Sunday, February 7, 2010

Used Books... Bring Back Old Memories

I made my yearly pilgrimage to the Mansfield Public Library in Storrs yesterday. Just off the University of Connecticut's campus, the Friends of the Mansfield Library create quite the buzz around southern New England with their semi-annual used book sale. I was fortunate to arrive early and keen enough to realize volunteers were handing out tickets; and at number 26, I was optimistic that I could land a handful of classics and perhaps locate a few recently released best selling novels. However, by the time the doors opened at 9:00 A.M., I was no match for the "Amazon-hounds" that poured through the door, bar-code readers in hand, grabbing anything and everything.
I'm all for the free-market and capitalism, but the last thing I wanted was to jostle for position to buy a used copy of The Secret Life of Bees.

One bright spot, however, was when I overheard a conversation at the breakfast counter, set with blueberry muffins, friendship breads, and your choice of either "Starbuck's coffee" (I'm a Hills Brothers man myself). Even though I had never met the gentleman, I knew I had a connection. Second box of books in hand, I stumbled over to the card table where the two cashiers sat, bundled in quilts near the exit. The man stood just over six feet and with his southern accent and hometown wit, worked the crowd like an auctioneer. "Your first name wouldn't be Sam?" I asked." And before he could answer, a man beside him assured me he was Sam. "Sam Pickering?" I followed up, hoping I hadn't just met any ole Sam.
I went on to introduce myself, and without pause Mr. Pickering said, "thee Mark Maciolek that Francelia Butler always talked about? Francelia spoke very highly of you."

Sam, you made my day... bringing back memories of a dear friend, Dr. Francelia Butler.
(Dr. Butler, above, is shown in this 1985 photo with Walter Cronkite.) You will never know how much those words "she spoke very highly of you..."meant to me yesterday, for 12 years have gone by since her passing. Like Francelia and Sam, I too teach... often swimming up stream. Over the years I realized Francelia had never learned I went back to get my teacher certification, and that she was the inspiration for so many things that I have accomplished.

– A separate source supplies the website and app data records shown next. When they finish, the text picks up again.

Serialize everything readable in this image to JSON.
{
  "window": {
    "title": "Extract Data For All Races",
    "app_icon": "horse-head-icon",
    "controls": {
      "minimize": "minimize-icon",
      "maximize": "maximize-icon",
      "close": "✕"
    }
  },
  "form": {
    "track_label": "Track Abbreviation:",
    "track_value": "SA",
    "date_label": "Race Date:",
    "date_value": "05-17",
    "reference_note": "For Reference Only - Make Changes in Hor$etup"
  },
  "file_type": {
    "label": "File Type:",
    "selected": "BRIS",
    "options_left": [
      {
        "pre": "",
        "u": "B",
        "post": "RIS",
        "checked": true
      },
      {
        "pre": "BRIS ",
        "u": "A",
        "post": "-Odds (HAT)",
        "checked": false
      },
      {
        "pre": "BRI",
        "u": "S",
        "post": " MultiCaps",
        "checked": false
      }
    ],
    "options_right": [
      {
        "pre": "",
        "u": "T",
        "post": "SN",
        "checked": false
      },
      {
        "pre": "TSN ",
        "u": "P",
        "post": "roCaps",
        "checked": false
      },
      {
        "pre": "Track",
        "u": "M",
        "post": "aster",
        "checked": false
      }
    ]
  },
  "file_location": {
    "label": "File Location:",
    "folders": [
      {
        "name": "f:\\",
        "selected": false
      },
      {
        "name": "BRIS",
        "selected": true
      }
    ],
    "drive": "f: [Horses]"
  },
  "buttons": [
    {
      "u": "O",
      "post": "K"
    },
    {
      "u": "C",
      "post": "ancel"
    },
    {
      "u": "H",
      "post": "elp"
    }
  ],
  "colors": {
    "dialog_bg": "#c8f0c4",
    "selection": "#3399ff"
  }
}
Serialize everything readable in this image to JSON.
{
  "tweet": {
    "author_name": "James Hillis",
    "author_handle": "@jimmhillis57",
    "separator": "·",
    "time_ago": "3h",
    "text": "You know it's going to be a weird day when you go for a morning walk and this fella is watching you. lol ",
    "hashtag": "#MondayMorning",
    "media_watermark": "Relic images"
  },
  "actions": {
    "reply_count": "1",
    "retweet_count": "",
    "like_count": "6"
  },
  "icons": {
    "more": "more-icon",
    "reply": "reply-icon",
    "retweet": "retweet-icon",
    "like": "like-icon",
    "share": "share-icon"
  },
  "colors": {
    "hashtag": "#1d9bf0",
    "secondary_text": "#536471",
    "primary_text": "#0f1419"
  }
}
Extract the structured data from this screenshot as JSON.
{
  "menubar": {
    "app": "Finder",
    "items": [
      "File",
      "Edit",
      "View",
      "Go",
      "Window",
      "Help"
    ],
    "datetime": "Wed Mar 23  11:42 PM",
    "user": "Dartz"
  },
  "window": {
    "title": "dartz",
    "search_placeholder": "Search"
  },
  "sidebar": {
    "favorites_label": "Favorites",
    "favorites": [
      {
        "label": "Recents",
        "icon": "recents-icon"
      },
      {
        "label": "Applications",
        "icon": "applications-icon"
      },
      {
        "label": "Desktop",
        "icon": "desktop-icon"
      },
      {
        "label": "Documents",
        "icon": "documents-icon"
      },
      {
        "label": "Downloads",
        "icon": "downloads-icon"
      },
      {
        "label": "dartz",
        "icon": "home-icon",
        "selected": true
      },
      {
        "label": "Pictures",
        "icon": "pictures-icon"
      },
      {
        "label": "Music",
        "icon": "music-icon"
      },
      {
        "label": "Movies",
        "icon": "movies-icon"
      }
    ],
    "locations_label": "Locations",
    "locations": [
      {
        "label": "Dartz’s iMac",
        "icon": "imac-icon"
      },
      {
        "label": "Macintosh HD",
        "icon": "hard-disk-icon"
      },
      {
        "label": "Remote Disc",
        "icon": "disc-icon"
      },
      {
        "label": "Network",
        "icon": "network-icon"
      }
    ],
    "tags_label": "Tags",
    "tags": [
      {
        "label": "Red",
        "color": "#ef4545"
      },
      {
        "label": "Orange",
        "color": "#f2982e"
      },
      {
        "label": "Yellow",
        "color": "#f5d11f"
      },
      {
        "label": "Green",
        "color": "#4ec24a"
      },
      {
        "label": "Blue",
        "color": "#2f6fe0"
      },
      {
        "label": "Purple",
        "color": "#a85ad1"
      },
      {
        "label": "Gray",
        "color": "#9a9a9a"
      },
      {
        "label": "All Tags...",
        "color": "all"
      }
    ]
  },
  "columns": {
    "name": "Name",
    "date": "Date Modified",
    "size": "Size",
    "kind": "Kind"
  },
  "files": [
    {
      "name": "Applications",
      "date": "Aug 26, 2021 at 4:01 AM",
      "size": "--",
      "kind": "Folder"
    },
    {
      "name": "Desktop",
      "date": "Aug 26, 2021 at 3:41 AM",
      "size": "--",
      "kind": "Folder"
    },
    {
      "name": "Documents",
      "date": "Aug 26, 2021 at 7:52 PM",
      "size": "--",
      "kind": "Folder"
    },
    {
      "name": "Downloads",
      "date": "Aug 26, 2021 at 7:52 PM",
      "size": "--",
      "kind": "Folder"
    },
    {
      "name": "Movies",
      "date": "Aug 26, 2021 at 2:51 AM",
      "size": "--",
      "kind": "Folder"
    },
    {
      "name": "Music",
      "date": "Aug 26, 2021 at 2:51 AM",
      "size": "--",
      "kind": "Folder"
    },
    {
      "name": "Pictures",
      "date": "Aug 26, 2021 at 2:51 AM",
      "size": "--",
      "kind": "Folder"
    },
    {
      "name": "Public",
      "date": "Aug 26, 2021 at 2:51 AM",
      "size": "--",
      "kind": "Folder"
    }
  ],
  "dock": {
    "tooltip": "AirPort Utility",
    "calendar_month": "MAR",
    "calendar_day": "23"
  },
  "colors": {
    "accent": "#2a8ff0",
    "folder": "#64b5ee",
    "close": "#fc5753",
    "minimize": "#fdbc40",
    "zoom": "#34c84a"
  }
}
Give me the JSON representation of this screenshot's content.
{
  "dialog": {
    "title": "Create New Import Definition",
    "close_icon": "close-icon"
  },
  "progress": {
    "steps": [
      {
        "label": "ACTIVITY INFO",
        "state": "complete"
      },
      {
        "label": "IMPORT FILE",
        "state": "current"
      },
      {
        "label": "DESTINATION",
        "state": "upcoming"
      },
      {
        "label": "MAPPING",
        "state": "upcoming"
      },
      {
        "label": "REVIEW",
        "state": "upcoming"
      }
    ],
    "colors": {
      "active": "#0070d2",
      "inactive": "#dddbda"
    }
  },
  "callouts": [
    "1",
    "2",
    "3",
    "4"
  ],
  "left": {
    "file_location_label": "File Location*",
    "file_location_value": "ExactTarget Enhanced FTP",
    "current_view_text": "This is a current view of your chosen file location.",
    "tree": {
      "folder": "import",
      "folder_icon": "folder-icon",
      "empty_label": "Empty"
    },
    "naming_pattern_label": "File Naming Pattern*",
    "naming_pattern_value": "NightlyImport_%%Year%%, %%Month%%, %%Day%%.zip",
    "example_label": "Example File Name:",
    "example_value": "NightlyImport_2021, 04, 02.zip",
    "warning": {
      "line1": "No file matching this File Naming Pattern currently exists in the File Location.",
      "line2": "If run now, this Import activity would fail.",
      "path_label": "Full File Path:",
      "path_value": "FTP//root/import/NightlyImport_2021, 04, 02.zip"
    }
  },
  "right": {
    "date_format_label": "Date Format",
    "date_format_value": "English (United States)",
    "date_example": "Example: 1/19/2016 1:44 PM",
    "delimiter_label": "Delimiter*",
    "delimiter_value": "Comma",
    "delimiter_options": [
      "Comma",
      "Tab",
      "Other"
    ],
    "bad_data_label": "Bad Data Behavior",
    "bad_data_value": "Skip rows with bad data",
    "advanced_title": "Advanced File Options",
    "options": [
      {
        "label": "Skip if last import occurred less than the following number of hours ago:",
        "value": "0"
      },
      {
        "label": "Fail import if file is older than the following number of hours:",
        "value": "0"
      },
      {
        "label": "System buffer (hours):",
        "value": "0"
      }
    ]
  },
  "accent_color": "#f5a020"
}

Sam, you not only brought back fond memories, but lessons learned years ago, that I need to be reminded of now. Thank you.... and by the way, that used book I had bought of yours...the one I couldn't remember... {AUTUMN SPRING}... I love it.